To do —
Would you set down the data below exactly as shown?

Data shown —

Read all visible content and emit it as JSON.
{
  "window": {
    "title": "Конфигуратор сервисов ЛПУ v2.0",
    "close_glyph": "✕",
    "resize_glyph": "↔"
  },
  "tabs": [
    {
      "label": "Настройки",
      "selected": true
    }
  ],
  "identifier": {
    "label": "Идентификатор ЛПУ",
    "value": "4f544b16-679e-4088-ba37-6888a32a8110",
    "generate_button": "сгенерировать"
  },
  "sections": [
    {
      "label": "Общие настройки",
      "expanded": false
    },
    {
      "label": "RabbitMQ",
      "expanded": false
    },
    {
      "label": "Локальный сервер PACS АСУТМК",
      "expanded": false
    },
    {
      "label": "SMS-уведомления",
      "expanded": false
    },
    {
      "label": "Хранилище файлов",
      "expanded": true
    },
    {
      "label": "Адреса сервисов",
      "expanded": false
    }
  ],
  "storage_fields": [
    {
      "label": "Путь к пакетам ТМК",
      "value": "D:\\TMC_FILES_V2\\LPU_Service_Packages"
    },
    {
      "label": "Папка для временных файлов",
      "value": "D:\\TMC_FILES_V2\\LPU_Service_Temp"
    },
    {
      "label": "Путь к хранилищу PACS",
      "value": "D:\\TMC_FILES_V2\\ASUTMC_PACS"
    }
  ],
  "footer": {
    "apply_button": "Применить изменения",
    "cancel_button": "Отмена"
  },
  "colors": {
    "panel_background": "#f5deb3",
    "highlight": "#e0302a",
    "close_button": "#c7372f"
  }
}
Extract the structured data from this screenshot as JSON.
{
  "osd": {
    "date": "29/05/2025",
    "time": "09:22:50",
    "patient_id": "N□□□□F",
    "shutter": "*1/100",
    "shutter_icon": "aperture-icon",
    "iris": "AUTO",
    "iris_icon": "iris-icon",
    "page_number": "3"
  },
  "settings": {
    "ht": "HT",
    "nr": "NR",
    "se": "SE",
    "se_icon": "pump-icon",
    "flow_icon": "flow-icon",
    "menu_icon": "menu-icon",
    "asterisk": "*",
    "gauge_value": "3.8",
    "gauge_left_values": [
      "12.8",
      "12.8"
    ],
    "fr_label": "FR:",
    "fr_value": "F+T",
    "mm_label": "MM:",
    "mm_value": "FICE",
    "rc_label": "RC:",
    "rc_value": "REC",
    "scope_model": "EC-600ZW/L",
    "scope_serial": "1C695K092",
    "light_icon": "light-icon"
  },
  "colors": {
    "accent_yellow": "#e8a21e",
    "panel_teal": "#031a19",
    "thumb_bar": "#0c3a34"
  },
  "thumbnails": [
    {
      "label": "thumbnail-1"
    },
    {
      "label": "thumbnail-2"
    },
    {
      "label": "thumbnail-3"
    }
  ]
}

Result of the task —
Read all visible content and emit it as JSON.
{
  "window": {
    "title": "Конфигуратор сервисов ЛПУ v2.0",
    "close_glyph": "✕",
    "resize_glyph": "↔"
  },
  "tabs": [
    {
      "label": "Настройки",
      "selected": true
    }
  ],
  "identifier": {
    "label": "Идентификатор ЛПУ",
    "value": "4f544b16-679e-4088-ba37-6888a32a8110",
    "generate_button": "сгенерировать"
  },
  "sections": [
    {
      "label": "Общие настройки",
      "expanded": false
    },
    {
      "label": "RabbitMQ",
      "expanded": false
    },
    {
      "label": "Локальный сервер PACS АСУТМК",
      "expanded": false
    },
    {
      "label": "SMS-уведомления",
      "expanded": false
    },
    {
      "label": "Хранилище файлов",
      "expanded": true
    },
    {
      "label": "Адреса сервисов",
      "expanded": false
    }
  ],
  "storage_fields": [
    {
      "label": "Путь к пакетам ТМК",
      "value": "D:\\TMC_FILES_V2\\LPU_Service_Packages"
    },
    {
      "label": "Папка для временных файлов",
      "value": "D:\\TMC_FILES_V2\\LPU_Service_Temp"
    },
    {
      "label": "Путь к хранилищу PACS",
      "value": "D:\\TMC_FILES_V2\\ASUTMC_PACS"
    }
  ],
  "footer": {
    "apply_button": "Применить изменения",
    "cancel_button": "Отмена"
  },
  "colors": {
    "panel_background": "#f5deb3",
    "highlight": "#e0302a",
    "close_button": "#c7372f"
  }
}
Extract the structured data from this screenshot as JSON.
{
  "osd": {
    "date": "29/05/2025",
    "time": "09:22:50",
    "patient_id": "N□□□□F",
    "shutter": "*1/100",
    "shutter_icon": "aperture-icon",
    "iris": "AUTO",
    "iris_icon": "iris-icon",
    "page_number": "3"
  },
  "settings": {
    "ht": "HT",
    "nr": "NR",
    "se": "SE",
    "se_icon": "pump-icon",
    "flow_icon": "flow-icon",
    "menu_icon": "menu-icon",
    "asterisk": "*",
    "gauge_value": "3.8",
    "gauge_left_values": [
      "12.8",
      "12.8"
    ],
    "fr_label": "FR:",
    "fr_value": "F+T",
    "mm_label": "MM:",
    "mm_value": "FICE",
    "rc_label": "RC:",
    "rc_value": "REC",
    "scope_model": "EC-600ZW/L",
    "scope_serial": "1C695K092",
    "light_icon": "light-icon"
  },
  "colors": {
    "accent_yellow": "#e8a21e",
    "panel_teal": "#031a19",
    "thumb_bar": "#0c3a34"
  },
  "thumbnails": [
    {
      "label": "thumbnail-1"
    },
    {
      "label": "thumbnail-2"
    },
    {
      "label": "thumbnail-3"
    }
  ]
}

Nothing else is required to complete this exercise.